The gypsy moth accidentally escaped the home of E. Leopold Trouvelot and was introduced into the US in Medford, Mass. in the late 1860’s. He had intentionally brought it to his home in Massachusetts, from France, to study the insect with an interest in silk production. Since then, gypsy moth has spread throughout the Northeast and well beyond. It can be a serious pest of trees and a nuisance due to the irritating hairs on its body and the copious amount of excrement (frass) that it produces in high population years.
The gypsy moth overwinters as an egg in a cluster of 500 or more eggs (Figures 1 and 2). Eggs typically hatch in the spring during the first week in May in Massachusetts, but variations in climate and spring weather can either accelerate or delay egg hatching. Once hatched, the tiny, hairy caterpillars may remain in the lower forest canopy or, when in high populations, migrate upwards to the tree tops, where each one then spins down on a long silken thread. The tiny caterpillars hang in the air waiting for a strong wind to break the thread and carry them to a new location. This process of dispersal is known as “ballooning” and is somewhat common in caterpillar species where the adult females do not fly. It is the only silk that this species produces. Gypsy moth caterpillars do not make silken webs or tents. This type of dispersal helps young larvae relocate to more favorable hosts, such as oaks, while factors such as food quality (species composition) and the availability of suitable areas to hide during the day (such as in rough oak bark) may affect gypsy moth dispersal patterns. Population sizes of this pest can change dramatically from one year to the next.

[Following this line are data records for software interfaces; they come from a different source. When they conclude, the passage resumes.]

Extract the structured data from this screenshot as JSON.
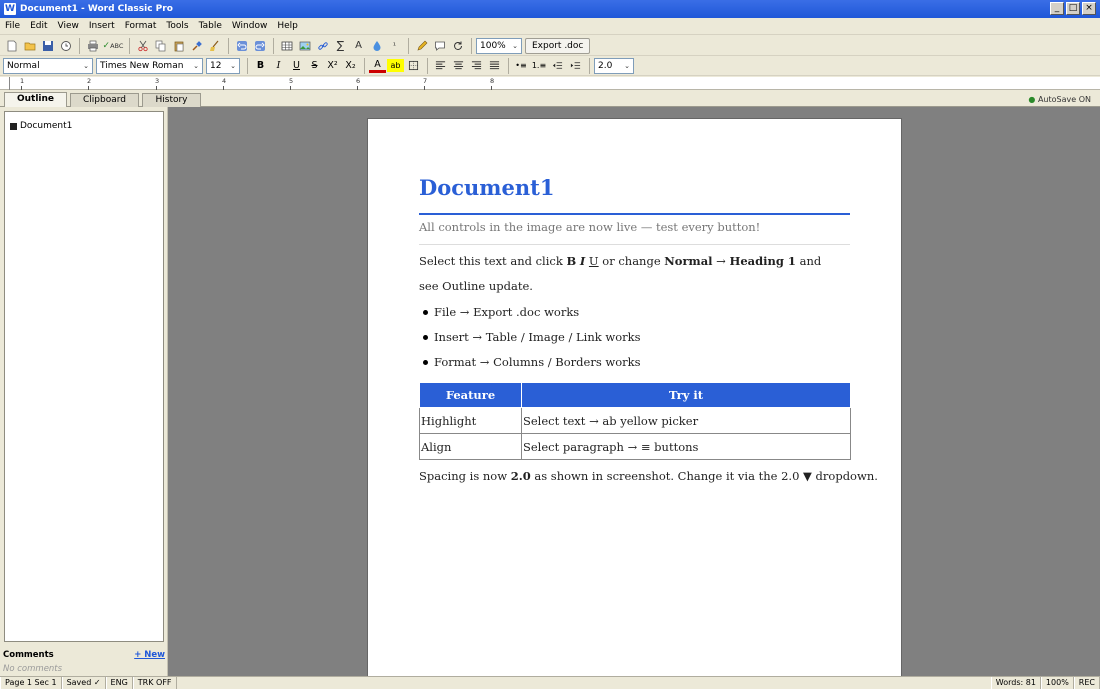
{
  "window": {
    "app_icon": "W",
    "title": "Document1 - Word Classic Pro",
    "btn_minimize": "_",
    "btn_maximize": "□",
    "btn_close": "×"
  },
  "menu": [
    "File",
    "Edit",
    "View",
    "Insert",
    "Format",
    "Tools",
    "Table",
    "Window",
    "Help"
  ],
  "toolbar1": {
    "zoom": "100%",
    "export_label": "Export .doc",
    "abc_label": "ABC",
    "sum_glyph": "∑",
    "font_a": "A",
    "superscript_1": "¹"
  },
  "toolbar2": {
    "style": "Normal",
    "font": "Times New Roman",
    "size": "12",
    "bold": "B",
    "italic": "I",
    "underline": "U",
    "strike": "S",
    "superscript": "X²",
    "subscript": "X₂",
    "font_color": "A",
    "highlight": "ab",
    "bullets": "•≡",
    "numbering": "1.≡",
    "line_spacing": "2.0"
  },
  "ruler": {
    "numbers": [
      "1",
      "2",
      "3",
      "4",
      "5",
      "6",
      "7",
      "8"
    ]
  },
  "tabs": [
    "Outline",
    "Clipboard",
    "History"
  ],
  "autosave": "AutoSave ON",
  "outline": {
    "item": "Document1"
  },
  "comments": {
    "header": "Comments",
    "new_label": "+ New",
    "empty": "No comments"
  },
  "document": {
    "title": "Document1",
    "subtitle": "All controls in the image are now live — test every button!",
    "para_pre": "Select this text and click ",
    "para_b": "B",
    "para_i": "I",
    "para_u": "U",
    "para_mid": " or change ",
    "para_normal": "Normal",
    "para_arrow": " → ",
    "para_h1": "Heading 1",
    "para_post": " and see Outline update.",
    "bullets": [
      "File → Export .doc works",
      "Insert → Table / Image / Link works",
      "Format → Columns / Borders works"
    ],
    "table": {
      "headers": [
        "Feature",
        "Try it"
      ],
      "rows": [
        [
          "Highlight",
          "Select text → ab yellow picker"
        ],
        [
          "Align",
          "Select paragraph → ≡ buttons"
        ]
      ]
    },
    "spacing_pre": "Spacing is now ",
    "spacing_val": "2.0",
    "spacing_post": " as shown in screenshot. Change it via the 2.0 ▼ dropdown."
  },
  "status": {
    "page": "Page 1 Sec 1",
    "saved": "Saved ✓",
    "lang": "ENG",
    "track": "TRK OFF",
    "words": "Words: 81",
    "zoom": "100%",
    "rec": "REC"
  },
  "colors": {
    "accent": "#2a5fd6",
    "titlebar": "#1f57d8",
    "workarea": "#808080",
    "highlight_yellow": "#ffff00",
    "font_color_red": "#cc0000"
  }
}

Once the caterpillars settle on a new host, they begin feeding on the foliage. Small to moderate sized populations will often feed at night and come down out of the trees during daylight hours to avoid predators and parasites. Caterpillars in high populations usually stay in the trees around the clock due to intense competition for foliage.
While gypsy moth caterpillars are only 1/16 of an inch in length when they hatch, they may exceed 3 inches in length by the time they pupate, usually about six weeks later. The caterpillars have hairy bodies; along the length of their backs, they have five pairs of blue dots followed by six pairs of red dots (Figure 3). The caterpillar stage typically lasts until about the third week in June in Massachusetts, whereupon they pupate (Figure 4). Adults start to appear by late June/early July. Neither the male nor female adult moths feed.
Adult male gypsy moths are brown with black markings and have highly feathered antennae (Figure 5). Female moths are white with black markings and have straight, threadlike black antennae; female gypsy moths do not fl y (Figure 1). Gypsy moth caterpillars have numerous hairs on their bodies, as do the adults. Many people experience allergy-type reactions to these hairs. Symptoms range from itchy skin irritation to sinus allergies with itchy eyes and a runny nose.